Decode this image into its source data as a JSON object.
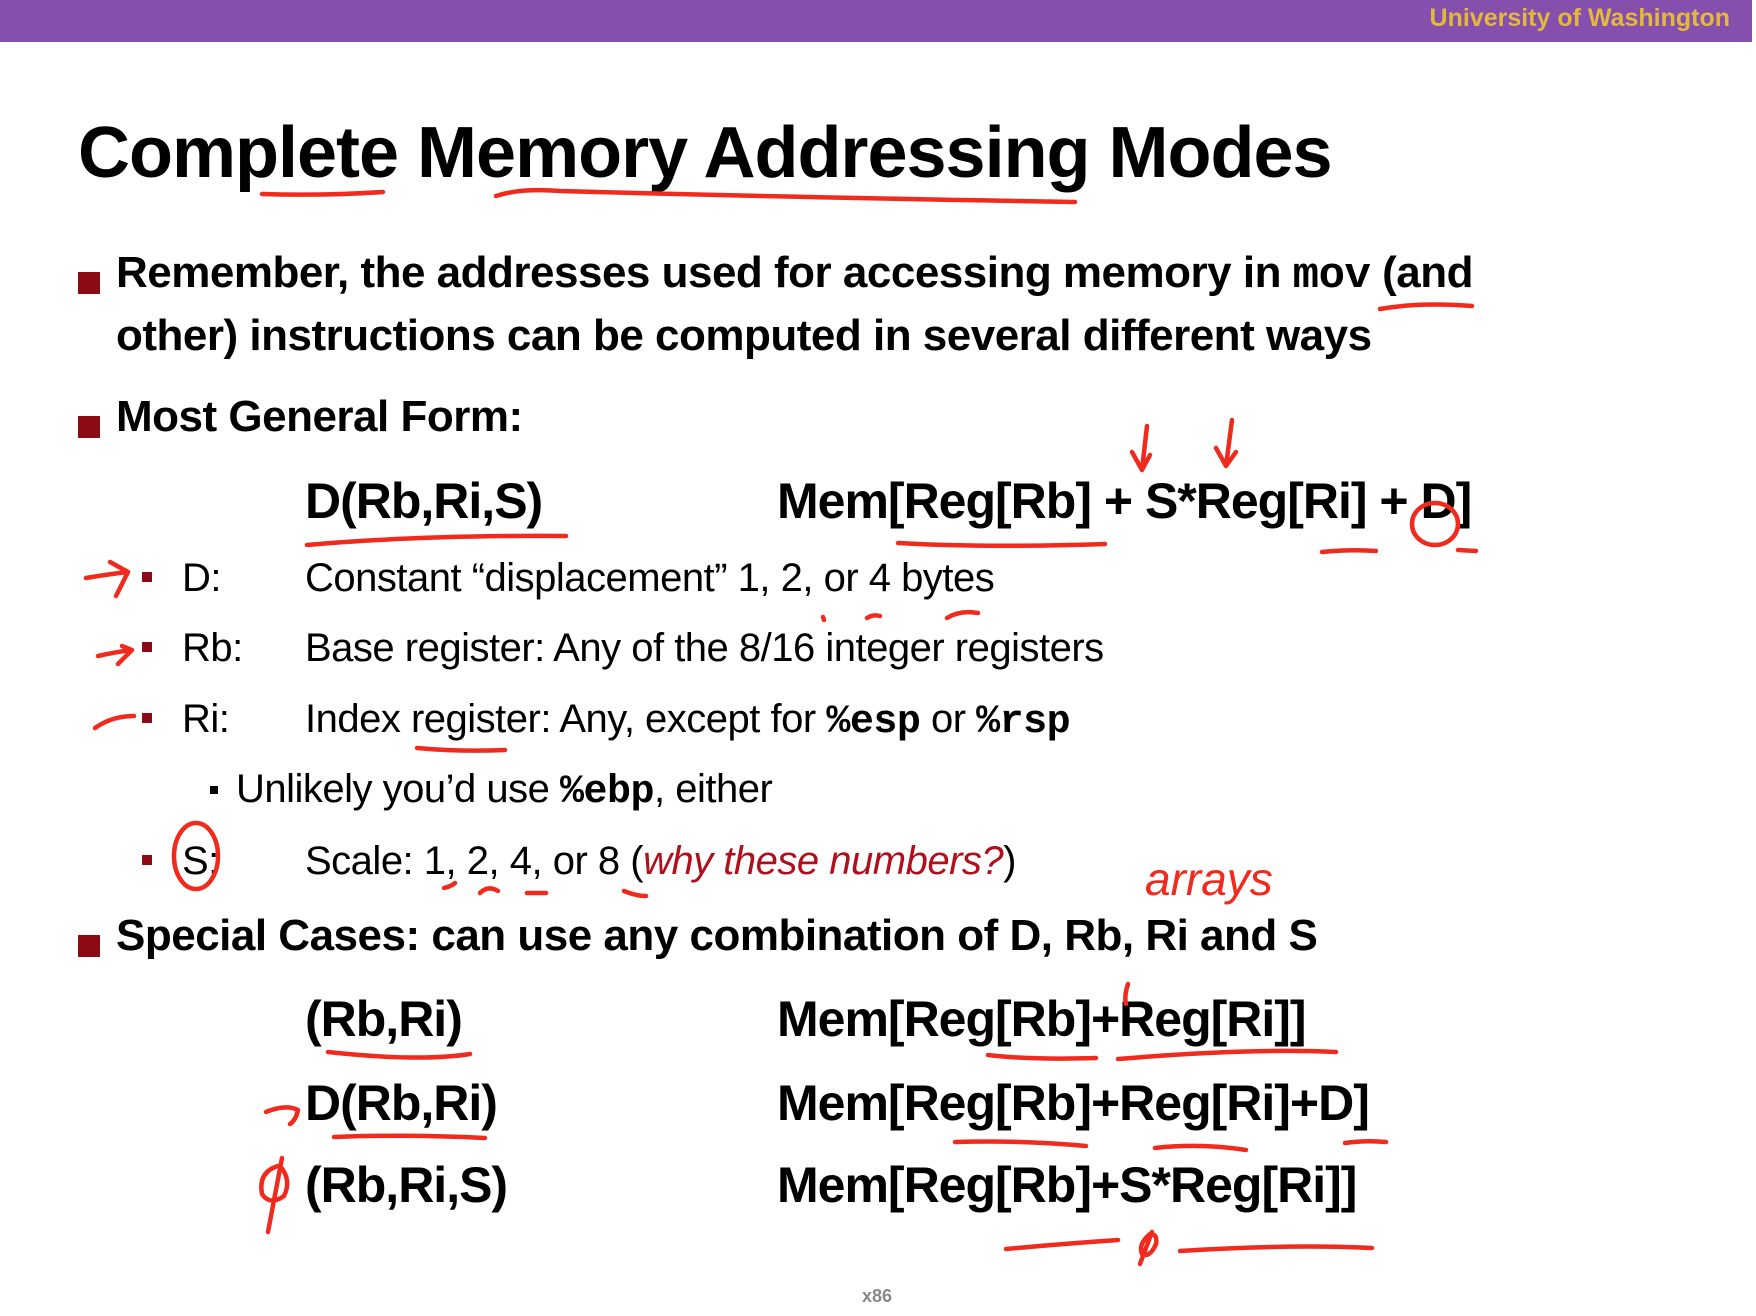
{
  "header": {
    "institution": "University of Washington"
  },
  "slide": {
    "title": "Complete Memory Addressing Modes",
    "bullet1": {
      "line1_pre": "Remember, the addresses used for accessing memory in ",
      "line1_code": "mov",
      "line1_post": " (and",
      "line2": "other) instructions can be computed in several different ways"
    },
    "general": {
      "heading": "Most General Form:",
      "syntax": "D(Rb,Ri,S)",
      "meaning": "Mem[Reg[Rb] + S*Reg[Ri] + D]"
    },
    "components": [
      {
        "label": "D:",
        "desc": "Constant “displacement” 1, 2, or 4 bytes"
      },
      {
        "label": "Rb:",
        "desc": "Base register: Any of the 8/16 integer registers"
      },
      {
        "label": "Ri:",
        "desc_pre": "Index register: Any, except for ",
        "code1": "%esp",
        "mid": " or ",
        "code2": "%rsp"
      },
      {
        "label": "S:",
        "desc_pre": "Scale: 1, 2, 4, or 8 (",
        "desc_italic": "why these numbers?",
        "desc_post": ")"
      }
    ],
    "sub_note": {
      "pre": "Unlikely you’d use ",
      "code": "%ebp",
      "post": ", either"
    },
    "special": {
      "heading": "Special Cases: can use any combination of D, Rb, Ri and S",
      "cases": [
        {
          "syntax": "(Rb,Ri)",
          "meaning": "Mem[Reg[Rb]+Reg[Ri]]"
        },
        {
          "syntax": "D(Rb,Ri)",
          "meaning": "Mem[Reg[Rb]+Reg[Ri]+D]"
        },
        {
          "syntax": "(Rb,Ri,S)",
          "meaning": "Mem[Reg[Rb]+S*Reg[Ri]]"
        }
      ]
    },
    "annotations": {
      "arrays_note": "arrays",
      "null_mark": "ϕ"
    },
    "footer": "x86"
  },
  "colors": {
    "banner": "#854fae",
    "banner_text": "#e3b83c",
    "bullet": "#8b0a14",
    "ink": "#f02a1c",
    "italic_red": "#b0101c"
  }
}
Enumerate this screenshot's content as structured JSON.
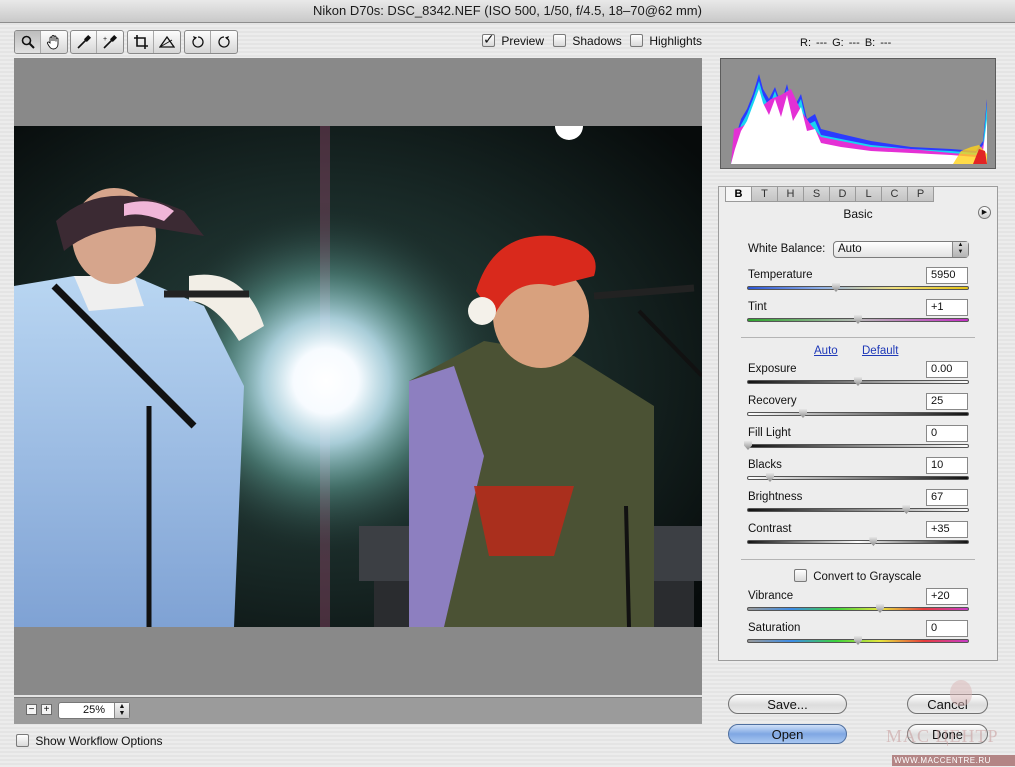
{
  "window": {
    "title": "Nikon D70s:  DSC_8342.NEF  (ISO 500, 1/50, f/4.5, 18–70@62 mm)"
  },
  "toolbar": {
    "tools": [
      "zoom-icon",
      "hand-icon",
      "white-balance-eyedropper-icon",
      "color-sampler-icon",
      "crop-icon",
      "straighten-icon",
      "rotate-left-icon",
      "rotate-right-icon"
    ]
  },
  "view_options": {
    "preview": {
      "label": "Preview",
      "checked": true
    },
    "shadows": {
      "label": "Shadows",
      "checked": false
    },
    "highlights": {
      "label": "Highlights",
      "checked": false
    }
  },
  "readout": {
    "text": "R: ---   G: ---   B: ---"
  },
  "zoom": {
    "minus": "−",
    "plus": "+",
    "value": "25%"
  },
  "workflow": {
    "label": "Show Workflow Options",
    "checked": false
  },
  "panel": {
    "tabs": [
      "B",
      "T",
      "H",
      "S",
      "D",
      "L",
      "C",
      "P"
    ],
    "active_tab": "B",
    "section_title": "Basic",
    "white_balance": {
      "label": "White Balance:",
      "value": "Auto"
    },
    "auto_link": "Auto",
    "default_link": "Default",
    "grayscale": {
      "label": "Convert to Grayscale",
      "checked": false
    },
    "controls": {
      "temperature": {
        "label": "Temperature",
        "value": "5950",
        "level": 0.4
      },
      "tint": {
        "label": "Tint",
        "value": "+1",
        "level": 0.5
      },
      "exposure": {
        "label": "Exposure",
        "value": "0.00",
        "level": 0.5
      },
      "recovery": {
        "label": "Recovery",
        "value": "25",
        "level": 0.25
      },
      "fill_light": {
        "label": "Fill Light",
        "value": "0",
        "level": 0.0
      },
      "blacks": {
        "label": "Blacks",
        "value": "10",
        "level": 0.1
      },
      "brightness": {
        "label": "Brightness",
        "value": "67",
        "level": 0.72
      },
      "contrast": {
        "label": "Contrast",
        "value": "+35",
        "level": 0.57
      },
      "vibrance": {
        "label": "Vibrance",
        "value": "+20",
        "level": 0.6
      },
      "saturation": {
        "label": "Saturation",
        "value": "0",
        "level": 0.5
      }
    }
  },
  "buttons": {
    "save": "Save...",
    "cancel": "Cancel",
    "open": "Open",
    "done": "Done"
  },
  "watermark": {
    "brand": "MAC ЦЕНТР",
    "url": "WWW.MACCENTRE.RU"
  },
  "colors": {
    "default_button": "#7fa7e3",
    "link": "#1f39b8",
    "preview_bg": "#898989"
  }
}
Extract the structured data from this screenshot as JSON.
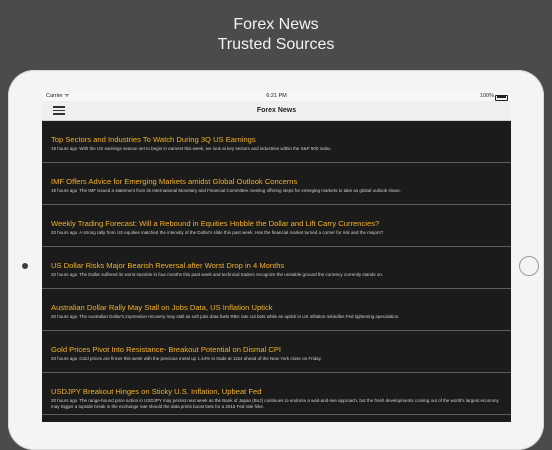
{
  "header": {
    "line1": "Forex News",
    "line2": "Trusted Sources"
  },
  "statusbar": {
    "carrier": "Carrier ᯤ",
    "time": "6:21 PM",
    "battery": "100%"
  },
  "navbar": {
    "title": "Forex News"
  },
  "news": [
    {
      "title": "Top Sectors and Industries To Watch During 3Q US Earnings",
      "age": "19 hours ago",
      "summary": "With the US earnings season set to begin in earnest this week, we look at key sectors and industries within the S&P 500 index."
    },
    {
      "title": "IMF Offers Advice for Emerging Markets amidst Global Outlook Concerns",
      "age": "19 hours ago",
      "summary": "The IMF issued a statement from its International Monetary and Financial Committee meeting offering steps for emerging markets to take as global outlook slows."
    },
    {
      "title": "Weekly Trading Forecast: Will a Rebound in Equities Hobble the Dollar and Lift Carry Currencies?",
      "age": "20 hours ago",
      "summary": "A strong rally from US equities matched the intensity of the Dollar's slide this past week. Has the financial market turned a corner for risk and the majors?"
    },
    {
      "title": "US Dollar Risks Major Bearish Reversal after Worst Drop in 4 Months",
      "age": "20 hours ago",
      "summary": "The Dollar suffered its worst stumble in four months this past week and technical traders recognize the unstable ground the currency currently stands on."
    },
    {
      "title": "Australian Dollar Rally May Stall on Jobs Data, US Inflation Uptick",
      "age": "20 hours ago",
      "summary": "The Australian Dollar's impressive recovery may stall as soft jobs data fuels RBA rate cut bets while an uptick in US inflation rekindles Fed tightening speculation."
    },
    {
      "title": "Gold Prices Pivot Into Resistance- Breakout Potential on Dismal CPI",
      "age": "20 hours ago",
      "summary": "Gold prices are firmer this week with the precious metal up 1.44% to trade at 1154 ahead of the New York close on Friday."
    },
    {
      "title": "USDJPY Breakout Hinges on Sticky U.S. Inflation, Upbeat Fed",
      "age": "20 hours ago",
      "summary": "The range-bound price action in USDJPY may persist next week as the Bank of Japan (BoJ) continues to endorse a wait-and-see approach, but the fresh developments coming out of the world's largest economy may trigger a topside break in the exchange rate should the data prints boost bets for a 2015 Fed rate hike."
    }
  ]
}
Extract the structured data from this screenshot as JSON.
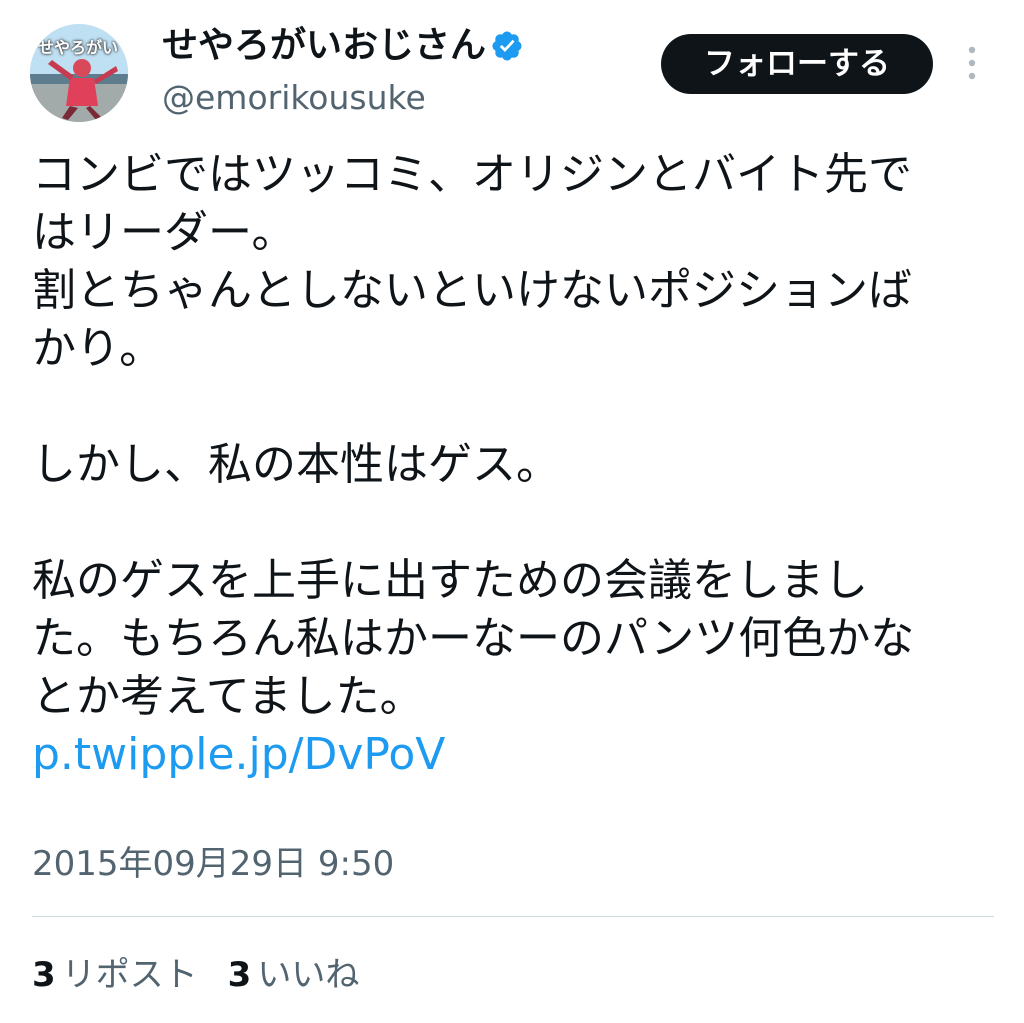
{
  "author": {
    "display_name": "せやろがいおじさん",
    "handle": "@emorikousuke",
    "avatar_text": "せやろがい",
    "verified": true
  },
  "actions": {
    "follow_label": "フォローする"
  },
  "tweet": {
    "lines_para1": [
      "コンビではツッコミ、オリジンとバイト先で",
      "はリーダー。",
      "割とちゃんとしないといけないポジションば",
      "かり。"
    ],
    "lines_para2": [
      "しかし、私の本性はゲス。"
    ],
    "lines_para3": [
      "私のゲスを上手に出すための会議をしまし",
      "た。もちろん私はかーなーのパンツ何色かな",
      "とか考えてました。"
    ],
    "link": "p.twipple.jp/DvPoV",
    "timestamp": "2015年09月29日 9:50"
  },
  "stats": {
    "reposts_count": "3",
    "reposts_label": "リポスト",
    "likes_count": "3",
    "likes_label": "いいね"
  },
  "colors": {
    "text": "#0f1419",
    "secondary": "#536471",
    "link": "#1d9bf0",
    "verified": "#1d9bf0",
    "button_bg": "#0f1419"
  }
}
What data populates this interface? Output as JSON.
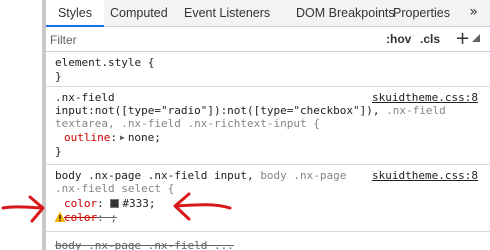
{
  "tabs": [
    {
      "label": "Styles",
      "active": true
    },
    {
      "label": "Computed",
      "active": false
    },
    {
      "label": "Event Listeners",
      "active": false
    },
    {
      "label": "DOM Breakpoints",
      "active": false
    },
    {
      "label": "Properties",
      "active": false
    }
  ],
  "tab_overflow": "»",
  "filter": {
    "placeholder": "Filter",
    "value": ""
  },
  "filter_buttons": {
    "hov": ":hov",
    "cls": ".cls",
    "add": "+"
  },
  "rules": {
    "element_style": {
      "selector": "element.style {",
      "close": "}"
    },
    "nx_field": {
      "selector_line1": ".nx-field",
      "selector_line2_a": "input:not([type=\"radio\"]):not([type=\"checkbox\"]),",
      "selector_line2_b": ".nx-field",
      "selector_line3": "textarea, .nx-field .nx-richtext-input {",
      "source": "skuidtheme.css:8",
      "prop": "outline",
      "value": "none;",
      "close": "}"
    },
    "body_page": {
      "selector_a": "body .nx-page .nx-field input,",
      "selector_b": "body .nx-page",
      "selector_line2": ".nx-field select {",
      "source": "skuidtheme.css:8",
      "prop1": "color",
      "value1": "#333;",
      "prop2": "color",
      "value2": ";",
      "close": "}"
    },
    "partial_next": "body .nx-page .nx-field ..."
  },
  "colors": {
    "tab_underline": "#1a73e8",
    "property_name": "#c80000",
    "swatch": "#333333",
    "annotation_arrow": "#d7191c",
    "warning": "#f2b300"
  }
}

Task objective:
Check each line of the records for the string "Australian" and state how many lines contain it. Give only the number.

Response area:
2